Element data from apps and pages:
BEGIN

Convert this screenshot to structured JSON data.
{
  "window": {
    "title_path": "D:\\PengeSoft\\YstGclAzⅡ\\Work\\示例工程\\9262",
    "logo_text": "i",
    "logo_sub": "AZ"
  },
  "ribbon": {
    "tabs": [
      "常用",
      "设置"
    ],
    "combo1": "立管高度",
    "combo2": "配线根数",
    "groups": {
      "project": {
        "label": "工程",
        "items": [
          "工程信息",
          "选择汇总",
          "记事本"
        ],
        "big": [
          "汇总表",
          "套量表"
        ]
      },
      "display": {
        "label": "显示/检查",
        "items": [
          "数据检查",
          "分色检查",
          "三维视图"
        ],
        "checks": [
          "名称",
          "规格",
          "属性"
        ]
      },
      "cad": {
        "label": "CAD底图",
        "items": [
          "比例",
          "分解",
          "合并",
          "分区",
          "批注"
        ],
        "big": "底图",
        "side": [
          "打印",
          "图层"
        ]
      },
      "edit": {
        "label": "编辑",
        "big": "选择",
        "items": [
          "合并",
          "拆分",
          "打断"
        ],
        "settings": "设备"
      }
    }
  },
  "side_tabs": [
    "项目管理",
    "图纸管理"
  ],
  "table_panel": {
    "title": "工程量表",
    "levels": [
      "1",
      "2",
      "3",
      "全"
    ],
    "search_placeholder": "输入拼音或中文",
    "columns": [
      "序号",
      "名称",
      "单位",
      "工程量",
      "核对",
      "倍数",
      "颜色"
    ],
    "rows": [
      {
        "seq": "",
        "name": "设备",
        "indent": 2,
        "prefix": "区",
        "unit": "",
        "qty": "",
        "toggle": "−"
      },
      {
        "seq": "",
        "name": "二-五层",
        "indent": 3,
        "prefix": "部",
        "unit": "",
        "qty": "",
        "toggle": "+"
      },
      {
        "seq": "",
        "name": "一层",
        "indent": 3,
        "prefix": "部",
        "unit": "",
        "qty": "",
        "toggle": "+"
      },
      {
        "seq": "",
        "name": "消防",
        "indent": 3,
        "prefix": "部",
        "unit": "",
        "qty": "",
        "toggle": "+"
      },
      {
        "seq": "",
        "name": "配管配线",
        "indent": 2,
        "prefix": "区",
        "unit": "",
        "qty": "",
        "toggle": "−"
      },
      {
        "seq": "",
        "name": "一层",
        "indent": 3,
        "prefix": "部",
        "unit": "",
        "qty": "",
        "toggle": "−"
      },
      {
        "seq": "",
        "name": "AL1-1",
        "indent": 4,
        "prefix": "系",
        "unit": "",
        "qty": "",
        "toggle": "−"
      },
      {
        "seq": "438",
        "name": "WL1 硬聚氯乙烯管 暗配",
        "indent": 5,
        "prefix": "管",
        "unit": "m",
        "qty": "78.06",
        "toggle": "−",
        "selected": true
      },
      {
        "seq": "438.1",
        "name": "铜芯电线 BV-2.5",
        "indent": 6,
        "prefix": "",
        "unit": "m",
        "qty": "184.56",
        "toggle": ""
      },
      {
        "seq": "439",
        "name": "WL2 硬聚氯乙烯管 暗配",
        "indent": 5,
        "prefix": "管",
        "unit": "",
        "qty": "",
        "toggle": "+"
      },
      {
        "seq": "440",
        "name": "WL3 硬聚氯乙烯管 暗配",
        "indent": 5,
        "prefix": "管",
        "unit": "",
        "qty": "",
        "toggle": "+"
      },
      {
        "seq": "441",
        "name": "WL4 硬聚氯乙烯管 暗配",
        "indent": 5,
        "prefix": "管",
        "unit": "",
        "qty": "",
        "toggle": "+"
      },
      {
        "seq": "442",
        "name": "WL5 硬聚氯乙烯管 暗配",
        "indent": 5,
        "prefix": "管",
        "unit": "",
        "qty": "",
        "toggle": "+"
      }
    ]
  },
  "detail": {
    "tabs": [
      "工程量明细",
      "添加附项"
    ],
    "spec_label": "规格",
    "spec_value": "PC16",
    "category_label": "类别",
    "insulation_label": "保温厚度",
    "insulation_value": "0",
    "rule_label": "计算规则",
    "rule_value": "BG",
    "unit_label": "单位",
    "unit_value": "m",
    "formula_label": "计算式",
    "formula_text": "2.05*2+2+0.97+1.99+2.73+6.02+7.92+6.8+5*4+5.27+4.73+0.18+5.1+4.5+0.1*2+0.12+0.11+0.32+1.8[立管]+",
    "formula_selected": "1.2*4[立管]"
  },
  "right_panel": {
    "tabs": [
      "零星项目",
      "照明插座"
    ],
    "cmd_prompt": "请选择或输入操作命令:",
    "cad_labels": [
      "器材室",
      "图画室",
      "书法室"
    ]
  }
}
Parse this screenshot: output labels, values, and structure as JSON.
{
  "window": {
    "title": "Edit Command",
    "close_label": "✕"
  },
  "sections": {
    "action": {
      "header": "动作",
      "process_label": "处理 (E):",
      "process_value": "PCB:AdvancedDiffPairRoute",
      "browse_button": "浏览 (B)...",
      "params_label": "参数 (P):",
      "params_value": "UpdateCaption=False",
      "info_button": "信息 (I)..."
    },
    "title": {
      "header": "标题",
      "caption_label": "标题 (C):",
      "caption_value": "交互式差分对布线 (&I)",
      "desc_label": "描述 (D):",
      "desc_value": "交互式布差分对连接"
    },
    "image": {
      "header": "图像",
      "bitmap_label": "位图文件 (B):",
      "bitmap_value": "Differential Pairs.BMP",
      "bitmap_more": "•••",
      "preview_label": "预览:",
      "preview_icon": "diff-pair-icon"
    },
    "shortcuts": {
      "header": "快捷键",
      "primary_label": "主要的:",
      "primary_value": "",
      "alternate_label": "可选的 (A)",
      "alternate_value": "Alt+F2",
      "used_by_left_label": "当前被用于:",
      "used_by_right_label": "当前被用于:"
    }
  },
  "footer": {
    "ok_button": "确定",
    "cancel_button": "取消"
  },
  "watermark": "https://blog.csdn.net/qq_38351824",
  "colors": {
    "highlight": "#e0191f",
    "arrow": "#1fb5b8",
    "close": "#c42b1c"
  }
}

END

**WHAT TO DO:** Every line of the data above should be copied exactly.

**COMPLETED EXERCISE:**
Convert this screenshot to structured JSON data.
{
  "window": {
    "title_path": "D:\\PengeSoft\\YstGclAzⅡ\\Work\\示例工程\\9262",
    "logo_text": "i",
    "logo_sub": "AZ"
  },
  "ribbon": {
    "tabs": [
      "常用",
      "设置"
    ],
    "combo1": "立管高度",
    "combo2": "配线根数",
    "groups": {
      "project": {
        "label": "工程",
        "items": [
          "工程信息",
          "选择汇总",
          "记事本"
        ],
        "big": [
          "汇总表",
          "套量表"
        ]
      },
      "display": {
        "label": "显示/检查",
        "items": [
          "数据检查",
          "分色检查",
          "三维视图"
        ],
        "checks": [
          "名称",
          "规格",
          "属性"
        ]
      },
      "cad": {
        "label": "CAD底图",
        "items": [
          "比例",
          "分解",
          "合并",
          "分区",
          "批注"
        ],
        "big": "底图",
        "side": [
          "打印",
          "图层"
        ]
      },
      "edit": {
        "label": "编辑",
        "big": "选择",
        "items": [
          "合并",
          "拆分",
          "打断"
        ],
        "settings": "设备"
      }
    }
  },
  "side_tabs": [
    "项目管理",
    "图纸管理"
  ],
  "table_panel": {
    "title": "工程量表",
    "levels": [
      "1",
      "2",
      "3",
      "全"
    ],
    "search_placeholder": "输入拼音或中文",
    "columns": [
      "序号",
      "名称",
      "单位",
      "工程量",
      "核对",
      "倍数",
      "颜色"
    ],
    "rows": [
      {
        "seq": "",
        "name": "设备",
        "indent": 2,
        "prefix": "区",
        "unit": "",
        "qty": "",
        "toggle": "−"
      },
      {
        "seq": "",
        "name": "二-五层",
        "indent": 3,
        "prefix": "部",
        "unit": "",
        "qty": "",
        "toggle": "+"
      },
      {
        "seq": "",
        "name": "一层",
        "indent": 3,
        "prefix": "部",
        "unit": "",
        "qty": "",
        "toggle": "+"
      },
      {
        "seq": "",
        "name": "消防",
        "indent": 3,
        "prefix": "部",
        "unit": "",
        "qty": "",
        "toggle": "+"
      },
      {
        "seq": "",
        "name": "配管配线",
        "indent": 2,
        "prefix": "区",
        "unit": "",
        "qty": "",
        "toggle": "−"
      },
      {
        "seq": "",
        "name": "一层",
        "indent": 3,
        "prefix": "部",
        "unit": "",
        "qty": "",
        "toggle": "−"
      },
      {
        "seq": "",
        "name": "AL1-1",
        "indent": 4,
        "prefix": "系",
        "unit": "",
        "qty": "",
        "toggle": "−"
      },
      {
        "seq": "438",
        "name": "WL1 硬聚氯乙烯管 暗配",
        "indent": 5,
        "prefix": "管",
        "unit": "m",
        "qty": "78.06",
        "toggle": "−",
        "selected": true
      },
      {
        "seq": "438.1",
        "name": "铜芯电线 BV-2.5",
        "indent": 6,
        "prefix": "",
        "unit": "m",
        "qty": "184.56",
        "toggle": ""
      },
      {
        "seq": "439",
        "name": "WL2 硬聚氯乙烯管 暗配",
        "indent": 5,
        "prefix": "管",
        "unit": "",
        "qty": "",
        "toggle": "+"
      },
      {
        "seq": "440",
        "name": "WL3 硬聚氯乙烯管 暗配",
        "indent": 5,
        "prefix": "管",
        "unit": "",
        "qty": "",
        "toggle": "+"
      },
      {
        "seq": "441",
        "name": "WL4 硬聚氯乙烯管 暗配",
        "indent": 5,
        "prefix": "管",
        "unit": "",
        "qty": "",
        "toggle": "+"
      },
      {
        "seq": "442",
        "name": "WL5 硬聚氯乙烯管 暗配",
        "indent": 5,
        "prefix": "管",
        "unit": "",
        "qty": "",
        "toggle": "+"
      }
    ]
  },
  "detail": {
    "tabs": [
      "工程量明细",
      "添加附项"
    ],
    "spec_label": "规格",
    "spec_value": "PC16",
    "category_label": "类别",
    "insulation_label": "保温厚度",
    "insulation_value": "0",
    "rule_label": "计算规则",
    "rule_value": "BG",
    "unit_label": "单位",
    "unit_value": "m",
    "formula_label": "计算式",
    "formula_text": "2.05*2+2+0.97+1.99+2.73+6.02+7.92+6.8+5*4+5.27+4.73+0.18+5.1+4.5+0.1*2+0.12+0.11+0.32+1.8[立管]+",
    "formula_selected": "1.2*4[立管]"
  },
  "right_panel": {
    "tabs": [
      "零星项目",
      "照明插座"
    ],
    "cmd_prompt": "请选择或输入操作命令:",
    "cad_labels": [
      "器材室",
      "图画室",
      "书法室"
    ]
  }
}
Parse this screenshot: output labels, values, and structure as JSON.
{
  "window": {
    "title": "Edit Command",
    "close_label": "✕"
  },
  "sections": {
    "action": {
      "header": "动作",
      "process_label": "处理 (E):",
      "process_value": "PCB:AdvancedDiffPairRoute",
      "browse_button": "浏览 (B)...",
      "params_label": "参数 (P):",
      "params_value": "UpdateCaption=False",
      "info_button": "信息 (I)..."
    },
    "title": {
      "header": "标题",
      "caption_label": "标题 (C):",
      "caption_value": "交互式差分对布线 (&I)",
      "desc_label": "描述 (D):",
      "desc_value": "交互式布差分对连接"
    },
    "image": {
      "header": "图像",
      "bitmap_label": "位图文件 (B):",
      "bitmap_value": "Differential Pairs.BMP",
      "bitmap_more": "•••",
      "preview_label": "预览:",
      "preview_icon": "diff-pair-icon"
    },
    "shortcuts": {
      "header": "快捷键",
      "primary_label": "主要的:",
      "primary_value": "",
      "alternate_label": "可选的 (A)",
      "alternate_value": "Alt+F2",
      "used_by_left_label": "当前被用于:",
      "used_by_right_label": "当前被用于:"
    }
  },
  "footer": {
    "ok_button": "确定",
    "cancel_button": "取消"
  },
  "watermark": "https://blog.csdn.net/qq_38351824",
  "colors": {
    "highlight": "#e0191f",
    "arrow": "#1fb5b8",
    "close": "#c42b1c"
  }
}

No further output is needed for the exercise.